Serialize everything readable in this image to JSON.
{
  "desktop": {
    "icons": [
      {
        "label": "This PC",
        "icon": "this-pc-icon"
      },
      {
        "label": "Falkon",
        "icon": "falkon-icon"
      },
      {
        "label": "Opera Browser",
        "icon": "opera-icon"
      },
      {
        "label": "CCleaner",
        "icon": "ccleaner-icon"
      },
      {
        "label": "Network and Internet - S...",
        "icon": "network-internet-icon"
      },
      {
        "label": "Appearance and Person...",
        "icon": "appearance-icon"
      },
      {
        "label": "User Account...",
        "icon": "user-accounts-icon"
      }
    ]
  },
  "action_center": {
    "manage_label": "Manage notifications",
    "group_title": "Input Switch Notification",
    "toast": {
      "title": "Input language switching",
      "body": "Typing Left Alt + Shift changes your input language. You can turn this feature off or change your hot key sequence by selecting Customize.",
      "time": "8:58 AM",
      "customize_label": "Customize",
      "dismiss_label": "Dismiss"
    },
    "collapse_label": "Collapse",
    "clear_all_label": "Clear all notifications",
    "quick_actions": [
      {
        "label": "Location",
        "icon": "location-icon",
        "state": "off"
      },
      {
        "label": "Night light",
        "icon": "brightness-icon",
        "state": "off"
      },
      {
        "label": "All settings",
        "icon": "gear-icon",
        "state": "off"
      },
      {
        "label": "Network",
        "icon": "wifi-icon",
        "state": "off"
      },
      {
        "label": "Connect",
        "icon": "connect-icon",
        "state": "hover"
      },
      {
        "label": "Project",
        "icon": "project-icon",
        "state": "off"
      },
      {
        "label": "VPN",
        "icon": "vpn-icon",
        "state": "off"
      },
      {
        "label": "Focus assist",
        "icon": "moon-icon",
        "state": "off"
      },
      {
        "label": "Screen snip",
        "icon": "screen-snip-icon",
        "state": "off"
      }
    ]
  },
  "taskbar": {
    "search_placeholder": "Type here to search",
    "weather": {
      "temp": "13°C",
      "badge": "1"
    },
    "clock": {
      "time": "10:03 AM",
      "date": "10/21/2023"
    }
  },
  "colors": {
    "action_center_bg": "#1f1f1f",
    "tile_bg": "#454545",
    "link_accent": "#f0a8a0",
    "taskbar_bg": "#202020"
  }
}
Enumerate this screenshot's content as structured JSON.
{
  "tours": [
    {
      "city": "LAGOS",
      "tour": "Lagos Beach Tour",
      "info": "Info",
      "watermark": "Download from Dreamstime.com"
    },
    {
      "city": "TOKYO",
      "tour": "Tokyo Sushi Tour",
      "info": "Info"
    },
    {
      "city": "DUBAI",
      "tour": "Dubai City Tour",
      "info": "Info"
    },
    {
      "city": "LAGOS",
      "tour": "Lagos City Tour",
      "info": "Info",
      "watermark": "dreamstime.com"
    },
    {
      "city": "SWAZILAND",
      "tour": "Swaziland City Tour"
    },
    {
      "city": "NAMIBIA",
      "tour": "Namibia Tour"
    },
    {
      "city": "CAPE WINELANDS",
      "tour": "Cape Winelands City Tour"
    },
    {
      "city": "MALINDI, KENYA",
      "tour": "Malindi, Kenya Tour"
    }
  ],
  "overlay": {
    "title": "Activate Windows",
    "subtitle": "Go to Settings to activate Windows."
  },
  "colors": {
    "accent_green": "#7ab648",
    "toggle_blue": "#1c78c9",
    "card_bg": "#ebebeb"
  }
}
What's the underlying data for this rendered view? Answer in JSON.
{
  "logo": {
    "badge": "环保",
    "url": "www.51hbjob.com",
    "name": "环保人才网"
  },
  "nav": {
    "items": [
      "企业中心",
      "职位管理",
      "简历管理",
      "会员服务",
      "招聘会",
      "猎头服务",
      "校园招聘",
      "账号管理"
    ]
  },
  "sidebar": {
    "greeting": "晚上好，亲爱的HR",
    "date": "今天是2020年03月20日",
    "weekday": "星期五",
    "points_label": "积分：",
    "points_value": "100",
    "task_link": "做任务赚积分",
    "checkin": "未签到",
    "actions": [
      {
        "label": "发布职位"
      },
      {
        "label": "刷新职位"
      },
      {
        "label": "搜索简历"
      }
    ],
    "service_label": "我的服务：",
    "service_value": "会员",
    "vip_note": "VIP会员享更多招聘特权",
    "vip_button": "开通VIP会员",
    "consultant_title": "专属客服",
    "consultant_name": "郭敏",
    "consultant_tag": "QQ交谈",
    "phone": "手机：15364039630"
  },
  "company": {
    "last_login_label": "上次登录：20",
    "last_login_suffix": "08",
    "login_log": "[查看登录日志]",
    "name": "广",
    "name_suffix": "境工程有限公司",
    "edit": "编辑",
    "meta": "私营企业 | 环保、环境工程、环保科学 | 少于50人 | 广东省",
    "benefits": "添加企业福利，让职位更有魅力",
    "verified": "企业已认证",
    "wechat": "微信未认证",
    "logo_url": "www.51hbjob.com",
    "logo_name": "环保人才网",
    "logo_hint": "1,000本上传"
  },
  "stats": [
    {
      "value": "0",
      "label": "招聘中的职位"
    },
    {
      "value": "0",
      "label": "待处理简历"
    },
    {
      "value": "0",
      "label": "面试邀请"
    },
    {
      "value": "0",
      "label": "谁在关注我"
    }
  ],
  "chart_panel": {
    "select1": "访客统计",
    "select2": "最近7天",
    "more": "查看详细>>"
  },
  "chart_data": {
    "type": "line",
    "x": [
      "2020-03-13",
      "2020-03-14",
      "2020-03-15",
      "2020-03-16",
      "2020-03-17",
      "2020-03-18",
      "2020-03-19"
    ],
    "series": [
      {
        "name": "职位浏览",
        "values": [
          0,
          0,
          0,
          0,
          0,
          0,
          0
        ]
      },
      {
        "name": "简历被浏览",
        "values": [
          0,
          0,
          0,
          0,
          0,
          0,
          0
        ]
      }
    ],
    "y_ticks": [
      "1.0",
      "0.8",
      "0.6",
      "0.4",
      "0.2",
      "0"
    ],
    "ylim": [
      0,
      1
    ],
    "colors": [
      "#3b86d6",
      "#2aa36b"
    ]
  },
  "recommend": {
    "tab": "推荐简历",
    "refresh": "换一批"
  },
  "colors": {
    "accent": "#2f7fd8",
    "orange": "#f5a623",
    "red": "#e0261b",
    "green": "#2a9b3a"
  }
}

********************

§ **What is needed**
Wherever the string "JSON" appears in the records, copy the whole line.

§ **The answer**
Serialize everything readable in this image to JSON.
Enumerate this screenshot's content as structured JSON.
What's the underlying data for this rendered view? Answer in JSON.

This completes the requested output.